The second quarter of that game changed the way “The Game” went that day. Midway through the second quarter, Michigan had a third-and-12 from their own 47-yard line. On the very next play, Brian Griese found Charles Woodson for a 37-yard pass to the Ohio State 16-yard line. Two plays later Anthony Thomas ran in from one-yard out for the first score of the game with just over six minutes left in the quarter. Michigan’s defense then forced a three-and-out and the Woodson factor took over again.
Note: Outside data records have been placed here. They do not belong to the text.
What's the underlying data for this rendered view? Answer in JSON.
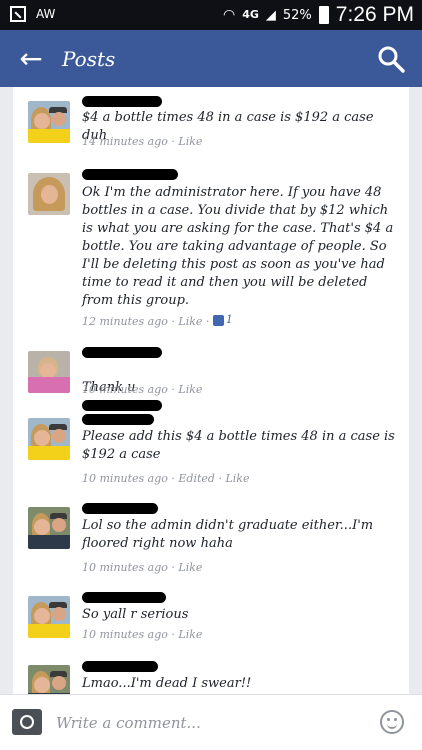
{
  "status_bar": {
    "carrier_text": "AW",
    "network": "4G",
    "battery": "52%",
    "time": "7:26 PM"
  },
  "header": {
    "title": "Posts"
  },
  "comments": [
    {
      "text": "$4 a bottle times 48 in a case is $192 a case duh",
      "time": "14 minutes ago",
      "like": "Like"
    },
    {
      "text": "Ok I'm the administrator here. If you have 48 bottles in a case. You divide that by $12 which is what you are asking for the case. That's $4 a bottle. You are taking advantage of people. So I'll be deleting this post as soon as you've had time to read it and then you will be deleted from this group.",
      "time": "12 minutes ago",
      "like": "Like",
      "like_count": "1"
    },
    {
      "text": "Thank u",
      "time": "10 minutes ago",
      "like": "Like"
    },
    {
      "text": "Please add this $4 a bottle times 48 in a case is $192 a case",
      "time": "10 minutes ago",
      "edited": "Edited",
      "like": "Like"
    },
    {
      "text": "Lol so the admin didn't graduate either...I'm floored right now haha",
      "time": "10 minutes ago",
      "like": "Like"
    },
    {
      "text": "So yall r serious",
      "time": "10 minutes ago",
      "like": "Like"
    },
    {
      "text": "Lmao...I'm dead I swear!!"
    }
  ],
  "composer": {
    "placeholder": "Write a comment..."
  },
  "icons": [
    "back-arrow-icon",
    "search-icon",
    "camera-icon",
    "emoji-icon",
    "thumbs-up-icon"
  ]
}
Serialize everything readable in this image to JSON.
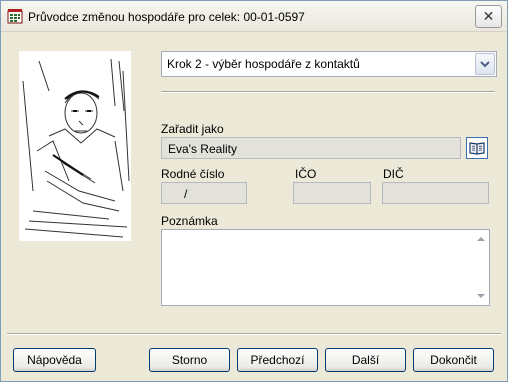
{
  "window": {
    "title": "Průvodce změnou hospodáře pro celek: 00-01-0597",
    "close_label": "✕"
  },
  "step_select": {
    "value": "Krok 2 - výběr hospodáře z kontaktů"
  },
  "form": {
    "zaradit_label": "Zařadit jako",
    "zaradit_value": "Eva's Reality",
    "rodne_label": "Rodné číslo",
    "rodne_value": "/",
    "ico_label": "IČO",
    "ico_value": "",
    "dic_label": "DIČ",
    "dic_value": "",
    "poznamka_label": "Poznámka",
    "poznamka_value": ""
  },
  "buttons": {
    "help": "Nápověda",
    "cancel": "Storno",
    "prev": "Předchozí",
    "next": "Další",
    "finish": "Dokončit"
  },
  "icons": {
    "app": "grid-app-icon",
    "sketch": "sketch-illustration",
    "book": "address-book-icon",
    "dropdown": "chevron-down-icon"
  }
}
Receiving the ball at the Michigan 22-yard line on a 55-yard punt, Woodson did his thing, weaving and bobbing around tacklers, going 78-yards for a punt return touchdown. Within three minutes it went from a scoreless game to 13-0 Michigan. That is all the Wolverines needed to hold off the Buckeyes. Woodson one reception, one interception for 43-yards, and one punt return for a touchdown. He sealed the Heisman in that game and his name would be forever etched as a Michigan legend.
Yes I was sad that the Buckeyes had lost but I had just seen one of the greatest football players of all time take over a game (Charles Woodson), shut down one of the best receivers in college football (David Boston), and watch the greatest rivalry of all time in one of the best college stadiums in the world. It was a great day!
That night Cyle took us around Michigan’s campus watching as roses were all over the ground and fans celebrating their big win and undefeated regular season. One place Cyle took us to, in which we were not there very long because there were so many people, was Brian Griese’s house. We walked through, said hello to some people, and then left. I could say that I had been at Brian Griese’s house now. It was a weekend that I will never forget and still talk about to this day.
Michigan went on to win the national championship and Cyle had a four-year career for the Wolverines winning several rings. Yes, I did put on the Michigan national championship ring a few years later when I went to visit Cyle in Ohio. Casey and Cyle became good friends and I cherish the family that they came from.
Since this is the 25th year since that game, the 2022 date of November 26 could be another game that the Michigan fans remember. I have since toned down my craziness as a Buckeye fan and became friends with Wolverines. I really like Jim Harbaugh and the men that he is shaping and molding into the “Men of Michigan.”
As I get older, “The Game” is a date to cherish every year – the traditions, the razzing of each other about who is going to win, the talk between the two teams, the hype videos, the X on M’s in Columbus, and the making of Buckeyes. You really have to grow up in it to understand it. If you know, you know and it’s hard to tell somebody about “The Game” if they haven’t really experienced the rivalry of Bo vs. Woody, the John Cooper years, RichRod, Urban Meyer, and now Jim vs. Ryan.
Now, we will have to wait and see what the 118th meeting between these two teams will bring. Enjoy “The Game” but remember to love both sides of the rivalry as it really is “The Best Rivalry, Ever!”